▸ Problem:
The records below are to be set down word for word, with every picture left out.

*** Provided information ***

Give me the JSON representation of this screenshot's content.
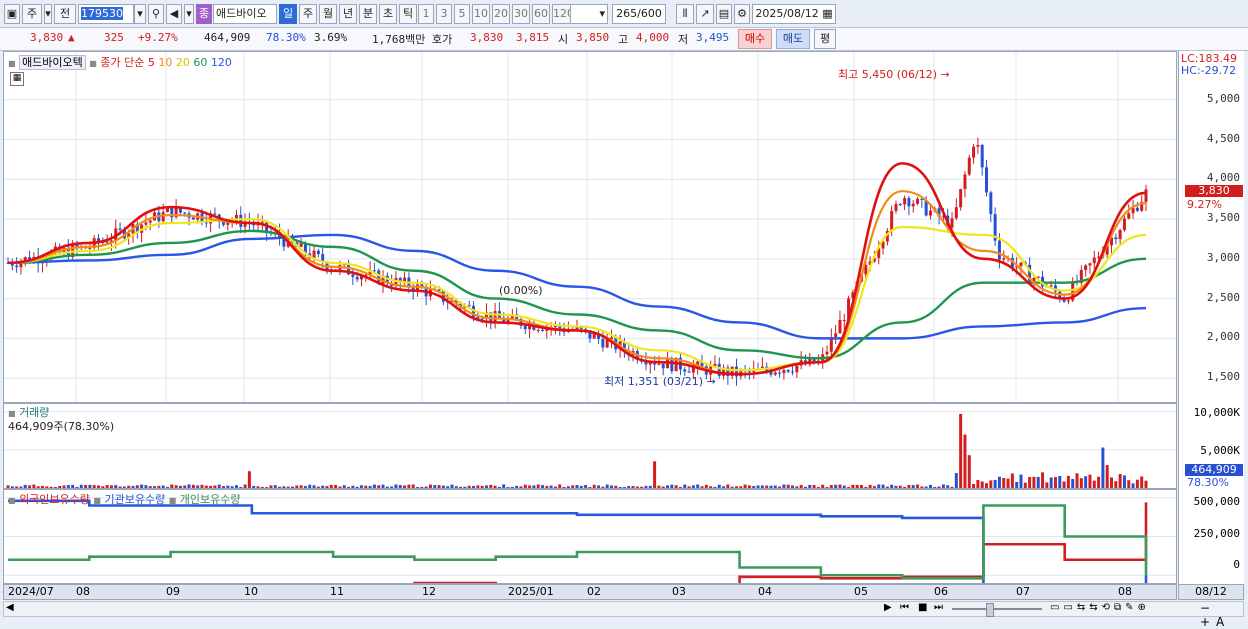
{
  "toolbar": {
    "mode1": "주",
    "mode2": "전",
    "code": "179530",
    "stock_badge": "종",
    "stock_name": "애드바이오",
    "periods": [
      "일",
      "주",
      "월",
      "년",
      "분",
      "초",
      "틱"
    ],
    "active_period": "일",
    "numbers": [
      "1",
      "3",
      "5",
      "10",
      "20",
      "30",
      "60",
      "120"
    ],
    "count": "265",
    "count_max": "/600",
    "date": "2025/08/12"
  },
  "quote": {
    "price": "3,830",
    "arrow": "▲",
    "change": "325",
    "change_pct": "+9.27%",
    "volume": "464,909",
    "volume_pct": "78.30%",
    "turnover": "3.69%",
    "amount": "1,768백만",
    "hoga_label": "호가",
    "ask": "3,830",
    "bid": "3,815",
    "open_label": "시",
    "open": "3,850",
    "high_label": "고",
    "high": "4,000",
    "low_label": "저",
    "low": "3,495",
    "buy_button": "매수",
    "sell_button": "매도",
    "eval_button": "평"
  },
  "price_panel": {
    "name": "애드바이오텍",
    "legend_prefix": "종가 단순",
    "ma_labels": [
      "5",
      "10",
      "20",
      "60",
      "120"
    ],
    "lc": "LC:183.49",
    "hc": "HC:-29.72",
    "current_tag": "3,830",
    "current_pct": "9.27%",
    "max_annotation": "최고 5,450 (06/12)",
    "min_annotation": "최저 1,351 (03/21)",
    "mid_annotation": "(0.00%)"
  },
  "volume_panel": {
    "title": "거래량",
    "subtitle": "464,909주(78.30%)",
    "current_tag": "464,909",
    "current_pct": "78.30%"
  },
  "holding_panel": {
    "legend": [
      "외국인보유수량",
      "기관보유수량",
      "개인보유수량"
    ]
  },
  "x_axis": {
    "labels": [
      "2024/07",
      "08",
      "09",
      "10",
      "11",
      "12",
      "2025/01",
      "02",
      "03",
      "04",
      "05",
      "06",
      "07",
      "08"
    ],
    "right_label": "08/12"
  },
  "colors": {
    "ma5": "#e01010",
    "ma10": "#f08c1e",
    "ma20": "#f0e61e",
    "ma60": "#1e9650",
    "ma120": "#2856e6",
    "up": "#d21e1e",
    "down": "#2850d2",
    "foreign": "#d21e1e",
    "institution": "#2858e0",
    "individual": "#3c9a5a"
  },
  "chart_data": [
    {
      "type": "line",
      "title": "애드바이오텍",
      "x": [
        "2024/07",
        "08",
        "09",
        "10",
        "11",
        "12",
        "2025/01",
        "02",
        "03",
        "04",
        "05",
        "06",
        "07",
        "08"
      ],
      "ylim": [
        1200,
        5600
      ],
      "yticks": [
        1500,
        2000,
        2500,
        3000,
        3500,
        4000,
        4500,
        5000
      ],
      "price": [
        2950,
        3150,
        3600,
        3450,
        2900,
        2650,
        2250,
        2100,
        1700,
        1550,
        1700,
        3800,
        3200,
        2500,
        3830
      ],
      "series": [
        {
          "name": "5",
          "values": [
            2950,
            3200,
            3650,
            3450,
            2850,
            2600,
            2200,
            2100,
            1700,
            1550,
            1700,
            4200,
            3000,
            2500,
            3830
          ]
        },
        {
          "name": "10",
          "values": [
            2950,
            3150,
            3550,
            3450,
            2900,
            2650,
            2250,
            2100,
            1750,
            1550,
            1700,
            3850,
            3100,
            2550,
            3700
          ]
        },
        {
          "name": "20",
          "values": [
            2950,
            3100,
            3450,
            3500,
            2950,
            2700,
            2300,
            2150,
            1850,
            1600,
            1700,
            3400,
            3300,
            2600,
            3300
          ]
        },
        {
          "name": "60",
          "values": [
            2950,
            3050,
            3200,
            3350,
            3150,
            2850,
            2500,
            2300,
            2100,
            1850,
            1750,
            2200,
            2700,
            2700,
            3000
          ]
        },
        {
          "name": "120",
          "values": [
            2950,
            2980,
            3050,
            3250,
            3300,
            3100,
            2850,
            2650,
            2400,
            2200,
            2000,
            2000,
            2150,
            2200,
            2380
          ]
        }
      ],
      "annotations": {
        "max": "최고 5,450 (06/12)",
        "min": "최저 1,351 (03/21)"
      }
    },
    {
      "type": "bar",
      "title": "거래량",
      "x": [
        "2024/07",
        "08",
        "09",
        "10",
        "11",
        "12",
        "2025/01",
        "02",
        "03",
        "04",
        "05",
        "06",
        "07",
        "08"
      ],
      "ylim": [
        0,
        11000
      ],
      "yticks_labels": [
        "5,000K",
        "10,000K"
      ],
      "yticks": [
        5000,
        10000
      ],
      "peaks": [
        {
          "date": "09",
          "value": 2200
        },
        {
          "date": "02",
          "value": 3500
        },
        {
          "date": "06/12",
          "value": 9700
        },
        {
          "date": "08",
          "value": 5300
        }
      ],
      "last": 465
    },
    {
      "type": "line",
      "title": "외국인보유수량 / 기관보유수량 / 개인보유수량",
      "x": [
        "2024/07",
        "08",
        "09",
        "10",
        "11",
        "12",
        "2025/01",
        "02",
        "03",
        "04",
        "05",
        "06",
        "07",
        "08"
      ],
      "ylim": [
        -50000,
        550000
      ],
      "yticks": [
        0,
        250000,
        500000
      ],
      "yticks_labels": [
        "0",
        "250,000",
        "500,000"
      ],
      "series": [
        {
          "name": "외국인보유수량",
          "values": [
            -80000,
            -90000,
            -80000,
            -90000,
            -80000,
            -50000,
            -60000,
            -70000,
            -80000,
            -10000,
            -20000,
            -10000,
            200000,
            100000,
            470000
          ]
        },
        {
          "name": "기관보유수량",
          "values": [
            480000,
            450000,
            450000,
            400000,
            400000,
            400000,
            400000,
            390000,
            390000,
            390000,
            380000,
            370000,
            -100000,
            -100000,
            0
          ]
        },
        {
          "name": "개인보유수량",
          "values": [
            100000,
            120000,
            150000,
            150000,
            120000,
            100000,
            120000,
            150000,
            150000,
            50000,
            0,
            -20000,
            450000,
            250000,
            0
          ]
        }
      ]
    }
  ]
}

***

▸ Response:
Give me the JSON representation of this screenshot's content.
{
  "toolbar": {
    "mode1": "주",
    "mode2": "전",
    "code": "179530",
    "stock_badge": "종",
    "stock_name": "애드바이오",
    "periods": [
      "일",
      "주",
      "월",
      "년",
      "분",
      "초",
      "틱"
    ],
    "active_period": "일",
    "numbers": [
      "1",
      "3",
      "5",
      "10",
      "20",
      "30",
      "60",
      "120"
    ],
    "count": "265",
    "count_max": "/600",
    "date": "2025/08/12"
  },
  "quote": {
    "price": "3,830",
    "arrow": "▲",
    "change": "325",
    "change_pct": "+9.27%",
    "volume": "464,909",
    "volume_pct": "78.30%",
    "turnover": "3.69%",
    "amount": "1,768백만",
    "hoga_label": "호가",
    "ask": "3,830",
    "bid": "3,815",
    "open_label": "시",
    "open": "3,850",
    "high_label": "고",
    "high": "4,000",
    "low_label": "저",
    "low": "3,495",
    "buy_button": "매수",
    "sell_button": "매도",
    "eval_button": "평"
  },
  "price_panel": {
    "name": "애드바이오텍",
    "legend_prefix": "종가 단순",
    "ma_labels": [
      "5",
      "10",
      "20",
      "60",
      "120"
    ],
    "lc": "LC:183.49",
    "hc": "HC:-29.72",
    "current_tag": "3,830",
    "current_pct": "9.27%",
    "max_annotation": "최고 5,450 (06/12)",
    "min_annotation": "최저 1,351 (03/21)",
    "mid_annotation": "(0.00%)"
  },
  "volume_panel": {
    "title": "거래량",
    "subtitle": "464,909주(78.30%)",
    "current_tag": "464,909",
    "current_pct": "78.30%"
  },
  "holding_panel": {
    "legend": [
      "외국인보유수량",
      "기관보유수량",
      "개인보유수량"
    ]
  },
  "x_axis": {
    "labels": [
      "2024/07",
      "08",
      "09",
      "10",
      "11",
      "12",
      "2025/01",
      "02",
      "03",
      "04",
      "05",
      "06",
      "07",
      "08"
    ],
    "right_label": "08/12"
  },
  "colors": {
    "ma5": "#e01010",
    "ma10": "#f08c1e",
    "ma20": "#f0e61e",
    "ma60": "#1e9650",
    "ma120": "#2856e6",
    "up": "#d21e1e",
    "down": "#2850d2",
    "foreign": "#d21e1e",
    "institution": "#2858e0",
    "individual": "#3c9a5a"
  },
  "chart_data": [
    {
      "type": "line",
      "title": "애드바이오텍",
      "x": [
        "2024/07",
        "08",
        "09",
        "10",
        "11",
        "12",
        "2025/01",
        "02",
        "03",
        "04",
        "05",
        "06",
        "07",
        "08"
      ],
      "ylim": [
        1200,
        5600
      ],
      "yticks": [
        1500,
        2000,
        2500,
        3000,
        3500,
        4000,
        4500,
        5000
      ],
      "price": [
        2950,
        3150,
        3600,
        3450,
        2900,
        2650,
        2250,
        2100,
        1700,
        1550,
        1700,
        3800,
        3200,
        2500,
        3830
      ],
      "series": [
        {
          "name": "5",
          "values": [
            2950,
            3200,
            3650,
            3450,
            2850,
            2600,
            2200,
            2100,
            1700,
            1550,
            1700,
            4200,
            3000,
            2500,
            3830
          ]
        },
        {
          "name": "10",
          "values": [
            2950,
            3150,
            3550,
            3450,
            2900,
            2650,
            2250,
            2100,
            1750,
            1550,
            1700,
            3850,
            3100,
            2550,
            3700
          ]
        },
        {
          "name": "20",
          "values": [
            2950,
            3100,
            3450,
            3500,
            2950,
            2700,
            2300,
            2150,
            1850,
            1600,
            1700,
            3400,
            3300,
            2600,
            3300
          ]
        },
        {
          "name": "60",
          "values": [
            2950,
            3050,
            3200,
            3350,
            3150,
            2850,
            2500,
            2300,
            2100,
            1850,
            1750,
            2200,
            2700,
            2700,
            3000
          ]
        },
        {
          "name": "120",
          "values": [
            2950,
            2980,
            3050,
            3250,
            3300,
            3100,
            2850,
            2650,
            2400,
            2200,
            2000,
            2000,
            2150,
            2200,
            2380
          ]
        }
      ],
      "annotations": {
        "max": "최고 5,450 (06/12)",
        "min": "최저 1,351 (03/21)"
      }
    },
    {
      "type": "bar",
      "title": "거래량",
      "x": [
        "2024/07",
        "08",
        "09",
        "10",
        "11",
        "12",
        "2025/01",
        "02",
        "03",
        "04",
        "05",
        "06",
        "07",
        "08"
      ],
      "ylim": [
        0,
        11000
      ],
      "yticks_labels": [
        "5,000K",
        "10,000K"
      ],
      "yticks": [
        5000,
        10000
      ],
      "peaks": [
        {
          "date": "09",
          "value": 2200
        },
        {
          "date": "02",
          "value": 3500
        },
        {
          "date": "06/12",
          "value": 9700
        },
        {
          "date": "08",
          "value": 5300
        }
      ],
      "last": 465
    },
    {
      "type": "line",
      "title": "외국인보유수량 / 기관보유수량 / 개인보유수량",
      "x": [
        "2024/07",
        "08",
        "09",
        "10",
        "11",
        "12",
        "2025/01",
        "02",
        "03",
        "04",
        "05",
        "06",
        "07",
        "08"
      ],
      "ylim": [
        -50000,
        550000
      ],
      "yticks": [
        0,
        250000,
        500000
      ],
      "yticks_labels": [
        "0",
        "250,000",
        "500,000"
      ],
      "series": [
        {
          "name": "외국인보유수량",
          "values": [
            -80000,
            -90000,
            -80000,
            -90000,
            -80000,
            -50000,
            -60000,
            -70000,
            -80000,
            -10000,
            -20000,
            -10000,
            200000,
            100000,
            470000
          ]
        },
        {
          "name": "기관보유수량",
          "values": [
            480000,
            450000,
            450000,
            400000,
            400000,
            400000,
            400000,
            390000,
            390000,
            390000,
            380000,
            370000,
            -100000,
            -100000,
            0
          ]
        },
        {
          "name": "개인보유수량",
          "values": [
            100000,
            120000,
            150000,
            150000,
            120000,
            100000,
            120000,
            150000,
            150000,
            50000,
            0,
            -20000,
            450000,
            250000,
            0
          ]
        }
      ]
    }
  ]
}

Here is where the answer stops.